• **Data extracts**
····················
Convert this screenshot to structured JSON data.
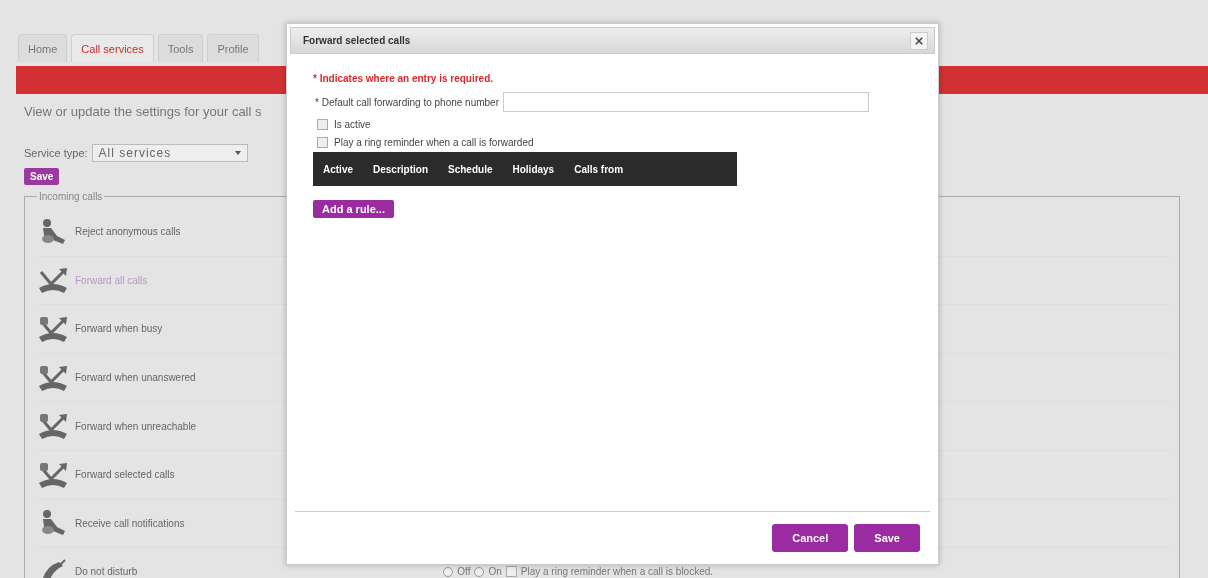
{
  "tabs": [
    {
      "label": "Home",
      "selected": false
    },
    {
      "label": "Call services",
      "selected": true
    },
    {
      "label": "Tools",
      "selected": false
    },
    {
      "label": "Profile",
      "selected": false
    }
  ],
  "intro": "View or update the settings for your call s",
  "service_type": {
    "label": "Service type:",
    "value": "All services"
  },
  "save_button": "Save",
  "incoming": {
    "legend": "Incoming calls",
    "rows": [
      {
        "label": "Reject anonymous calls",
        "selected": false
      },
      {
        "label": "Forward all calls",
        "selected": true
      },
      {
        "label": "Forward when busy",
        "selected": false
      },
      {
        "label": "Forward when unanswered",
        "selected": false
      },
      {
        "label": "Forward when unreachable",
        "selected": false
      },
      {
        "label": "Forward selected calls",
        "selected": false
      },
      {
        "label": "Receive call notifications",
        "selected": false
      },
      {
        "label": "Do not disturb",
        "selected": false,
        "options": [
          {
            "label": "Off",
            "selected": false
          },
          {
            "label": "On",
            "selected": false
          }
        ],
        "reminder": {
          "label": "Play a ring reminder when a call is blocked.",
          "checked": false
        }
      }
    ]
  },
  "dialog": {
    "title": "Forward selected calls",
    "required_note": "* Indicates where an entry is required.",
    "phone_label": "* Default call forwarding to phone number",
    "checks": [
      {
        "label": "Is active",
        "checked": false
      },
      {
        "label": "Play a ring reminder when a call is forwarded",
        "checked": false
      }
    ],
    "table": {
      "columns": [
        "Active",
        "Description",
        "Schedule",
        "Holidays",
        "Calls from"
      ]
    },
    "add_rule": "Add a rule...",
    "buttons": [
      "Cancel",
      "Save"
    ]
  }
}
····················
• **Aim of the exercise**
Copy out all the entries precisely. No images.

• **Output of the task**
Convert this screenshot to structured JSON data.
{
  "tabs": [
    {
      "label": "Home",
      "selected": false
    },
    {
      "label": "Call services",
      "selected": true
    },
    {
      "label": "Tools",
      "selected": false
    },
    {
      "label": "Profile",
      "selected": false
    }
  ],
  "intro": "View or update the settings for your call s",
  "service_type": {
    "label": "Service type:",
    "value": "All services"
  },
  "save_button": "Save",
  "incoming": {
    "legend": "Incoming calls",
    "rows": [
      {
        "label": "Reject anonymous calls",
        "selected": false
      },
      {
        "label": "Forward all calls",
        "selected": true
      },
      {
        "label": "Forward when busy",
        "selected": false
      },
      {
        "label": "Forward when unanswered",
        "selected": false
      },
      {
        "label": "Forward when unreachable",
        "selected": false
      },
      {
        "label": "Forward selected calls",
        "selected": false
      },
      {
        "label": "Receive call notifications",
        "selected": false
      },
      {
        "label": "Do not disturb",
        "selected": false,
        "options": [
          {
            "label": "Off",
            "selected": false
          },
          {
            "label": "On",
            "selected": false
          }
        ],
        "reminder": {
          "label": "Play a ring reminder when a call is blocked.",
          "checked": false
        }
      }
    ]
  },
  "dialog": {
    "title": "Forward selected calls",
    "required_note": "* Indicates where an entry is required.",
    "phone_label": "* Default call forwarding to phone number",
    "checks": [
      {
        "label": "Is active",
        "checked": false
      },
      {
        "label": "Play a ring reminder when a call is forwarded",
        "checked": false
      }
    ],
    "table": {
      "columns": [
        "Active",
        "Description",
        "Schedule",
        "Holidays",
        "Calls from"
      ]
    },
    "add_rule": "Add a rule...",
    "buttons": [
      "Cancel",
      "Save"
    ]
  }
}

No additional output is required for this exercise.